Despite the West’s early reluctance towards introspection, Wallace gives a primary example of where introspection has had much success – which is in Buddhist psychology. Well-trained Buddhist monks have focused on direct study of the mind for centuries before the West ever developed an objective study of mental phenomena. Wallace emphasizes that introspection, which he has refurbished as the more scientifically-accepted term “metacognition,” can be used as a legitimate methodology of studying the mind. He goes on to suggest that the acceptance of metacognition as a useful tool of observing the mind could be as revolutionary as the telescope was towards the development of astronomy.

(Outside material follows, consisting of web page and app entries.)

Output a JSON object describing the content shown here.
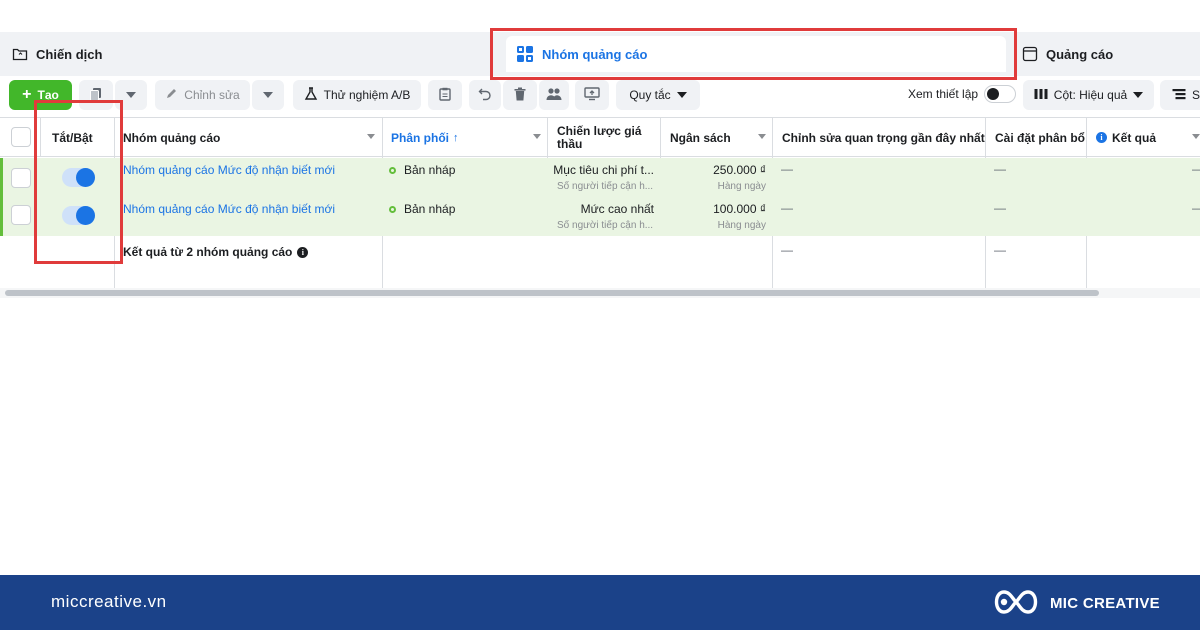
{
  "tabs": {
    "campaign": "Chiến dịch",
    "adset": "Nhóm quảng cáo",
    "ads": "Quảng cáo"
  },
  "toolbar": {
    "create": "Tạo",
    "edit": "Chỉnh sửa",
    "ab_test": "Thử nghiệm A/B",
    "rules": "Quy tắc",
    "view_setup": "Xem thiết lập",
    "columns": "Cột: Hiệu quả",
    "breakdown": "Sự"
  },
  "table": {
    "headers": {
      "toggle": "Tắt/Bật",
      "name": "Nhóm quảng cáo",
      "delivery": "Phân phối",
      "delivery_sort": "↑",
      "bid_strategy": "Chiến lược giá thầu",
      "budget": "Ngân sách",
      "recent_edits": "Chỉnh sửa quan trọng gần đây nhất",
      "attribution": "Cài đặt phân bổ",
      "results": "Kết quả"
    },
    "rows": [
      {
        "name": "Nhóm quảng cáo Mức độ nhận biết mới",
        "delivery": "Bản nháp",
        "bid_strategy": "Mục tiêu chi phí t...",
        "bid_sub": "Số người tiếp cận h...",
        "budget": "250.000 ₫",
        "budget_sub": "Hàng ngày",
        "recent_edits": "—",
        "attribution": "—",
        "results": "—",
        "enabled": true
      },
      {
        "name": "Nhóm quảng cáo Mức độ nhận biết mới",
        "delivery": "Bản nháp",
        "bid_strategy": "Mức cao nhất",
        "bid_sub": "Số người tiếp cận h...",
        "budget": "100.000 ₫",
        "budget_sub": "Hàng ngày",
        "recent_edits": "—",
        "attribution": "—",
        "results": "—",
        "enabled": true
      }
    ],
    "summary": {
      "label": "Kết quả từ 2 nhóm quảng cáo",
      "recent_edits": "—",
      "attribution": "—"
    }
  },
  "footer": {
    "site": "miccreative.vn",
    "brand": "MIC CREATIVE"
  },
  "colors": {
    "accent_blue": "#1b74e4",
    "create_green": "#42b72a",
    "highlight_red": "#e03b3b",
    "footer_blue": "#1b4289",
    "selected_row": "#eaf5e3"
  }
}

Searle accepts that metacognition could offer some insights into consciousness, but if so, why have Buddhists not revealed anything true about the causes of consciousness since the Buddha’s death in roughly 400 BCE? Searle goes on to say that perhaps Wallace’s insistence on meditation and metacognition as a means of studying consciousness is perhaps a “hidden agenda” to prove the existence of something metaphysical, such as a soul.

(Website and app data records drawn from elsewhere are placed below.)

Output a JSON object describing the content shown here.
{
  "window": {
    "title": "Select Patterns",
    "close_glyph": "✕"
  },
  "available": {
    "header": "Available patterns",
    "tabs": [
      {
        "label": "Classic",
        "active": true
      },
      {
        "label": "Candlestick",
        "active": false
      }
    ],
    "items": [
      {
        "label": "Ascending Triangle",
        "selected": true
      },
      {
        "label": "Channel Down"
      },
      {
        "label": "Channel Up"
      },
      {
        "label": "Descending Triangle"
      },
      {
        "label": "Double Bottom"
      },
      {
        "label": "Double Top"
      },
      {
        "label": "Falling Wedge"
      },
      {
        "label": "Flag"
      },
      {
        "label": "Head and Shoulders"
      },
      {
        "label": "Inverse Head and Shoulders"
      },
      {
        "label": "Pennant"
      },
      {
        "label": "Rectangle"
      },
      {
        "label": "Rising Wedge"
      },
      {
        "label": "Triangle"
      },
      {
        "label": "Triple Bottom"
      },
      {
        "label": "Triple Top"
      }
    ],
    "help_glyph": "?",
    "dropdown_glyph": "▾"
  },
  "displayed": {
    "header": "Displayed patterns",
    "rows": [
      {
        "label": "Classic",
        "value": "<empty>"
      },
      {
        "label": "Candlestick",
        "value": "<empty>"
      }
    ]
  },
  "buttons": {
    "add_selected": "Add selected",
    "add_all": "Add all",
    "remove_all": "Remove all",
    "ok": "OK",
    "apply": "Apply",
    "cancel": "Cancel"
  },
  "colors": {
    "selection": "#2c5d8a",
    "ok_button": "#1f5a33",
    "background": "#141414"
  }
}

But, Searle, how can a suggested methodology have a “hidden agenda?” Shouldn’t the technique of metacognition prove its worth in whatever knowledge it reveals or fails to reveal about the mind? Searle also claims that Buddhism has not yielded anything useful about the origins of consciousness, and then later in the debate admits his ignorance towards Buddhism as a whole.

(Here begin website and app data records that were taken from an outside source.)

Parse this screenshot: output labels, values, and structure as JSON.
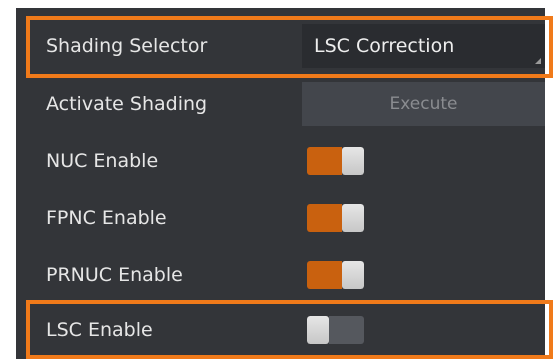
{
  "panel": {
    "colors": {
      "background": "#333539",
      "highlight": "#f07a1a",
      "toggle_on": "#c9610f",
      "toggle_off": "#55585e"
    },
    "rows": [
      {
        "label": "Shading Selector",
        "control": "dropdown",
        "value": "LSC Correction"
      },
      {
        "label": "Activate Shading",
        "control": "button",
        "button_label": "Execute"
      },
      {
        "label": "NUC Enable",
        "control": "toggle",
        "state": "on"
      },
      {
        "label": "FPNC Enable",
        "control": "toggle",
        "state": "on"
      },
      {
        "label": "PRNUC Enable",
        "control": "toggle",
        "state": "on"
      },
      {
        "label": "LSC Enable",
        "control": "toggle",
        "state": "off"
      }
    ]
  }
}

Even so, the methods of Buddhists actually compare quite well to the rigors of the scientific method – and perhaps science is even in a desperate need for an alternative tool of observing the mind. The Buddha laid out a very disciplined and precise method for diving into a direct study of consciousness. And any initial faults or misunderstandings of the Buddha’s methods have been corrected in various traditions and interpretations – over two thousand years of improvement. Further, the Buddha’s methods of introspection yield results that are perfectly capable of replication (just like any good scientific finding). The only thing is it requires a lot of work and a lot of meditation. But Wallace says: what tool of knowledge does not take some work to perfect? Before one can do science, one needs to spend the time to understand math and statistics – how is this any different from learning the methods and language of the Buddha?

But the real question would be: why should we deny metacognition or neuroscience? This is one thing Wallace and Searle are both in agreement about: let us just do whatever works! Wallace thinks, “Yes! We should study brains! Do that! Why shouldn’t we?” Perhaps we need further study of both brain science and meditation, which is already beginning to become a mainstream trend in the cognitive sciences.

Despite all the disagreements, one thing is for certain: everyone is willing to come together to help workout this hard problem of consciousness. This is evident in the Mind and Life Institute which holds annual meetings between neuroscientists, biologists, psychologists, Buddhists, physicists, linguists, anthropologists, and those in the field of artificial intelligence and technology, all regarding the study of the mind, consciousness, and mental well-being. Since the cognitive revolution in the 1950s, the cognitive sciences have truly grown to become one of the most interdisciplinary studies ever to grace mankind, and it is undoubtedly one of the most interesting vehicles of today for the furthering of human understanding and intelligence of the reality we live in.

Related posts:

Comments are closed.